This was far from an isolated case, however. Gregg Popovich, the mastermind behind the rest philosophy, sat LaMarcus Aldridge, and DeMarcus Cousins got a night off against the Houston Rockets. Even the Brooklyn Nets wasted no time in 2016-17, opting to rest center Brook Lopez in the third game of the season.

How can this be? What about the fans? What about competitive balance? I have news for those concerned: This trend isn’t stopping, and there’s nothing wrong with it, either.

Yes, fans pay good money to see LeBron play, but his situation is no different than MLB catchers earning a scheduled maintenance day off during the week. Unfortunately for some Yankee fan in Kansas City, Gary Sanchez might not play during a July game against the Royals. Teams need to operate in their best interests.

The Cavaliers are built for the playoffs. They have their sights set on another NBA championship, not overextending their star players in the midst of an arduous schedule and a home-and-home against a physical Memphis team.

Who is to tell Tyronn Lue what is best for LeBron? He has already, at 32 years of age, played more minutes than Larry Bird and Magic Johnson. James recently eclipsed 47,000 career minutes. And he can’t have a night off?
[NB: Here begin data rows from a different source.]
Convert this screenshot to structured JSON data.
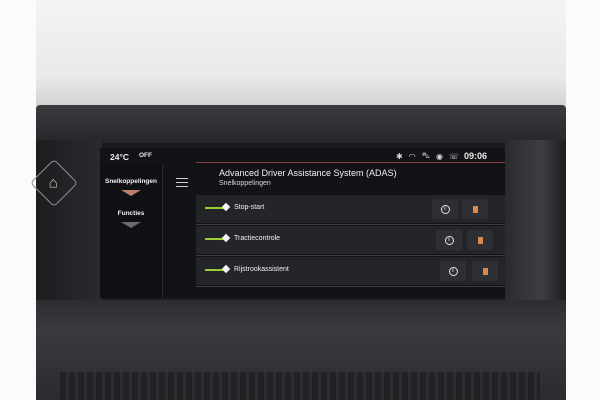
{
  "status": {
    "temperature": "24°C",
    "ac_mode": "OFF",
    "clock": "09:06",
    "icons": [
      "bluetooth-icon",
      "wifi-icon",
      "car-icon",
      "location-pin-icon",
      "phone-icon"
    ]
  },
  "sidebar": {
    "items": [
      {
        "label": "Snelkoppelingen",
        "active": true
      },
      {
        "label": "Functies",
        "active": false
      }
    ]
  },
  "header": {
    "title": "Advanced Driver Assistance System (ADAS)",
    "subtitle": "Snelkoppelingen"
  },
  "shortcuts": [
    {
      "label": "Stop-start",
      "enabled": true
    },
    {
      "label": "Tractiecontrole",
      "enabled": true
    },
    {
      "label": "Rijstrookassistent",
      "enabled": true
    }
  ],
  "colors": {
    "accent": "#b8806a",
    "toggle_on": "#9acd32",
    "bookmark": "#d98a4a"
  }
}
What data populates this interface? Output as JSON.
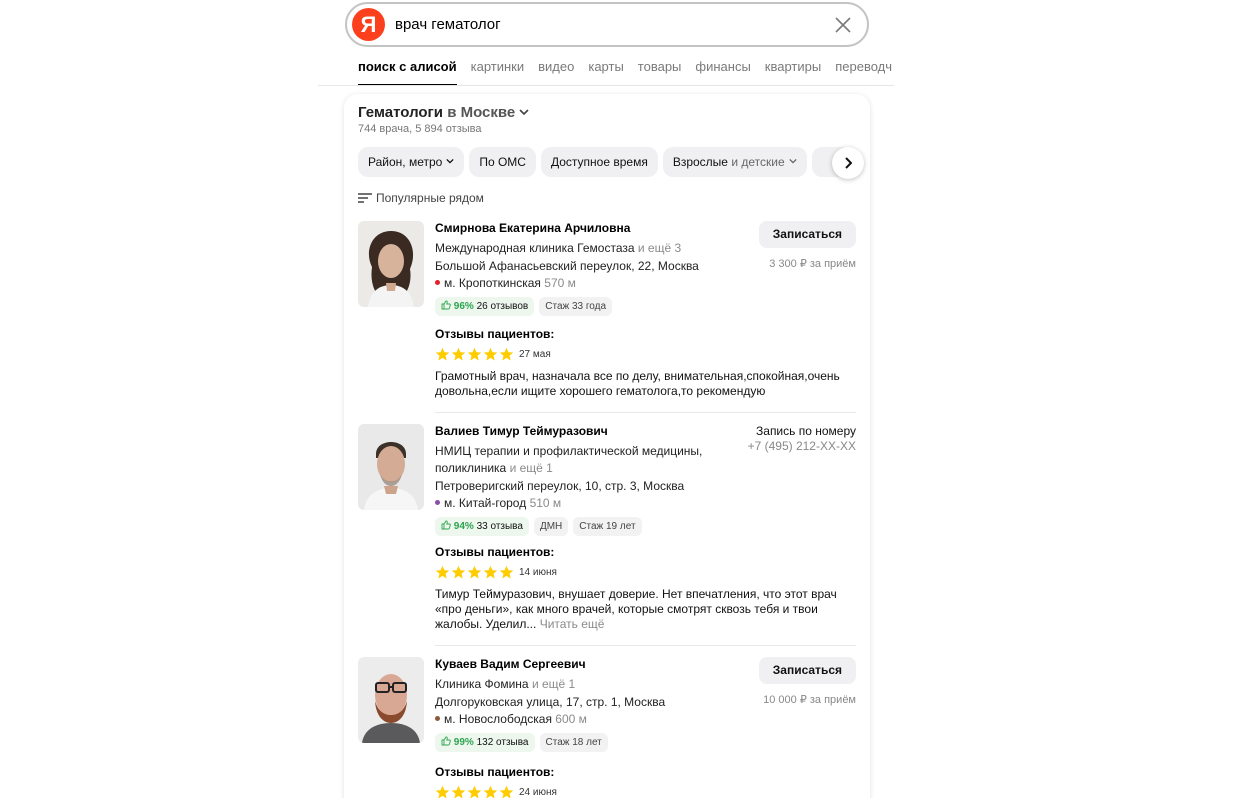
{
  "search": {
    "logo_letter": "Я",
    "query": "врач гематолог"
  },
  "tabs": [
    {
      "label": "поиск с алисой",
      "active": true
    },
    {
      "label": "картинки"
    },
    {
      "label": "видео"
    },
    {
      "label": "карты"
    },
    {
      "label": "товары"
    },
    {
      "label": "финансы"
    },
    {
      "label": "квартиры"
    },
    {
      "label": "переводч"
    }
  ],
  "card": {
    "title": "Гематологи",
    "title_in": "в Москве",
    "subtitle": "744 врача, 5 894 отзыва",
    "filters": {
      "district": "Район, метро",
      "oms": "По ОМС",
      "time": "Доступное время",
      "age_main": "Взрослые",
      "age_rest": "и детские"
    },
    "sort_label": "Популярные рядом"
  },
  "doctors": [
    {
      "name": "Смирнова Екатерина Арчиловна",
      "clinic": "Международная клиника Гемостаза",
      "clinic_more": "и ещё 3",
      "address": "Большой Афанасьевский переулок, 22, Москва",
      "metro": "м. Кропоткинская",
      "metro_distance": "570 м",
      "metro_color": "#e4202b",
      "rating": "96%",
      "reviews_count": "26 отзывов",
      "experience": "Стаж 33 года",
      "action_label": "Записаться",
      "price": "3 300 ₽ за приём",
      "reviews_heading": "Отзывы пациентов:",
      "review_date": "27 мая",
      "review_stars": 5,
      "review_text": "Грамотный врач, назначала все по делу, внимательная,спокойная,очень довольна,если ищите хорошего гематолога,то рекомендую"
    },
    {
      "name": "Валиев Тимур Теймуразович",
      "clinic_line1": "НМИЦ терапии и профилактической медицины,",
      "clinic_line2": "поликлиника",
      "clinic_more": "и ещё 1",
      "address": "Петроверигский переулок, 10, стр. 3, Москва",
      "metro": "м. Китай-город",
      "metro_distance": "510 м",
      "metro_color": "#8b4ea6",
      "rating": "94%",
      "reviews_count": "33 отзыва",
      "degree": "ДМН",
      "experience": "Стаж 19 лет",
      "phone_label": "Запись по номеру",
      "phone": "+7 (495) 212-ХХ-ХХ",
      "reviews_heading": "Отзывы пациентов:",
      "review_date": "14 июня",
      "review_stars": 5,
      "review_text": "Тимур Теймуразович, внушает доверие. Нет впечатления, что этот врач «про деньги», как много врачей, которые смотрят сквозь тебя и твои жалобы. Уделил...",
      "read_more": "Читать ещё"
    },
    {
      "name": "Куваев Вадим Сергеевич",
      "clinic": "Клиника Фомина",
      "clinic_more": "и ещё 1",
      "address": "Долгоруковская улица, 17, стр. 1, Москва",
      "metro": "м. Новослободская",
      "metro_distance": "600 м",
      "metro_color": "#8a5a3b",
      "rating": "99%",
      "reviews_count": "132 отзыва",
      "experience": "Стаж 18 лет",
      "action_label": "Записаться",
      "price": "10 000 ₽ за приём",
      "reviews_heading": "Отзывы пациентов:",
      "review_date": "24 июня",
      "review_stars": 5
    }
  ],
  "colors": {
    "brand": "#fc3f1d",
    "star": "#ffcc00",
    "rating_green": "#2ea44f"
  }
}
Houston head coach Mike D’Antoni delivered his thought on the matter after his team clobbered the Kings–without Cousins (and Rudy Gay, for good measure). “"My thought on holding people out in mass, I'm not really for it," D'Antoni said. "You think of the kid that travels three hours to see somebody and they don't show up, it's tough. So it's complicated. I know every coach is trying to do the best for his team and trying to win. He has to do what he thinks is right to win. The league may a have to look at it and figure it out."

It is complicated, and the NBA really has no means to prevent this situation. The Nets will play back-to-back games 13 times during the season, with every other team in a similar ballpark. Coaches are taking medical advice to try and ward off injuries.

Nothing stops the Cavs from saying LeBron has back-tightness or a headache or a sore ankle. That’s what will happen, making legislation a very slippery slope. And ultimately, viewership is at its peak during the playoffs – where NBA fans were treated to a thrilling Finals, where James was at his absolute best. We shouldn’t sacrifice a great postseason for a few games in December.